Andiss shifted awkwardly. “Lady Ellasand is not gone miss. You must not talk so. General Martius said the doctore says she will soon wake.” He looked across the courtyard to the room Ellasand lay in. “It will just take time...”
She walked slowly to the weapon stand and placed the sword in its slot. It clunked with terrible finality as it slid into place. She wiped the tears from her face and sniffed.
Blow your nose
, her mother would have chided her,
do not sniffle, it isn’t lady-like
. She wondered to the balustrade and grasped it with both hands. Her blisters stung but she gripped all the harder for it.
In the courtyard down below, her father’s troops bustled around as always. Her cousin, Metrotis, appeared to be engaged in a fencing match with a young officer, and she took hope from the fact that she was, at least, better than someone.
Her attention fixed on the young legion father, Conlan, as he moved gracefully through the small camp below. Elissa had first seen him on the night of the attack, when he led his men to garrison the townhouse. He had seemed so calm to her, so professional, checking every room, tending to the wounded and the dead. He seemed to be everywhere at once that night. He had even taken the time to introduce himself to her, as the morning sun began to rise.
“Do not worry, Lady Elissa,” Conlan had said. “Your father and the Third are here now. You are safe.” And with that he had turned and moved away to see to the preparations and the strengthening of the townhouse’s defences. Elissa, unused to the attentions of men his age, had blushed and mumbled thanks to his back as he strode away.
Ever since the night of the attack, the one thing that she looked forward to each morning was the chance to catch sight of him. There was something in the way that he moved his hips. He walked with a confidence that she had seen in few men except for her father.
, that had to be the explanation,
he makes you feel safe
Without warning, Conlan glanced up at her from the courtyard and caught her eye. His face was stern and serious. He paused for a moment, then nodded a brief greeting and moved on about his business.
“You are right, Andiss.” She sighed. Her eyes followed Conlan across the yard. “It’s time to call it a day.” She reached across to the weapon stand, grabbed a towel and mopped the sweat from her face. Perhaps today he would notice her again if she walked across the courtyard, perhaps today he would notice that she was a woman grown.
Her footsteps took her down the stairs and along the lower veranda instead.
I must look terrible
perhaps I should take a bath and put on a dress.

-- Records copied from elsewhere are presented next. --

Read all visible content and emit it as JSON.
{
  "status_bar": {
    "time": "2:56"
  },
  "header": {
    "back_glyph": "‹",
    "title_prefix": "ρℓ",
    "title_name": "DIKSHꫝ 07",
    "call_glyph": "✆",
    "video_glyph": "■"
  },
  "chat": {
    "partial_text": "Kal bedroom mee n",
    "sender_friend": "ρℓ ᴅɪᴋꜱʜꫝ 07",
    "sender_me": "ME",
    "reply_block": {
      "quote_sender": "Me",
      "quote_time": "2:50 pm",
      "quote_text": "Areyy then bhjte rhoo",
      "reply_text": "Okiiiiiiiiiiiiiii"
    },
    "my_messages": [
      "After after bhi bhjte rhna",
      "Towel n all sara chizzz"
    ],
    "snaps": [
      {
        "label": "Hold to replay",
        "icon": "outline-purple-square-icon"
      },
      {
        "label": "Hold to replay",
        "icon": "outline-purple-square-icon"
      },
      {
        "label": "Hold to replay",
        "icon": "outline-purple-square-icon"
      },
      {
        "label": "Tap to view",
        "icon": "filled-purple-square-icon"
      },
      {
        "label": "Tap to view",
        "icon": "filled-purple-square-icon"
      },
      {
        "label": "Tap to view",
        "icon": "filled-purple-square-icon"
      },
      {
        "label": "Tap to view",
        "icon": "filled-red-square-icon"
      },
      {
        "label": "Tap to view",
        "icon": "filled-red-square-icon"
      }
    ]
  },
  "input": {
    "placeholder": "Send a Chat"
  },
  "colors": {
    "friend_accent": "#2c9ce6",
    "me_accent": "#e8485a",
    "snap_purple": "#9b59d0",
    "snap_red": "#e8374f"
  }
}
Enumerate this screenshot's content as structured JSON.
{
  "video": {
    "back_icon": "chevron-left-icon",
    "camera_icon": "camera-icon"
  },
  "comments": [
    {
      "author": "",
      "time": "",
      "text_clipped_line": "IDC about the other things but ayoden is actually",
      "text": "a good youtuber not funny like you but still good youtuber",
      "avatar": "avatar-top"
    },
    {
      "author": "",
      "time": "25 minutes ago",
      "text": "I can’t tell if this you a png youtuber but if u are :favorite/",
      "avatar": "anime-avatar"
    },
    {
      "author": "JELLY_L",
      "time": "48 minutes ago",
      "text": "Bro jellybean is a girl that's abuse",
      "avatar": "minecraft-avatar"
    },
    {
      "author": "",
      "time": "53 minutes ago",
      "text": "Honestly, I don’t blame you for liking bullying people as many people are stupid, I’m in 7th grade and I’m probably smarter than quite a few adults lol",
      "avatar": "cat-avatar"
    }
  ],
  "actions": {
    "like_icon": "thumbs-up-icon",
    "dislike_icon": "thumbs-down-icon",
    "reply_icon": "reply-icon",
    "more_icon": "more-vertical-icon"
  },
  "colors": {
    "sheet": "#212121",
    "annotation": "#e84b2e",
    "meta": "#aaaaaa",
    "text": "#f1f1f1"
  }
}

It would certainly be cooler than the leather trousers and thick woollen shirt she wore for sword practice. But a vision of her mother’s face drifted before her eyes and she knew that she would instead visit the Lady Ellasand – tended as ever by Doctore Nessius in the room above – this afternoon.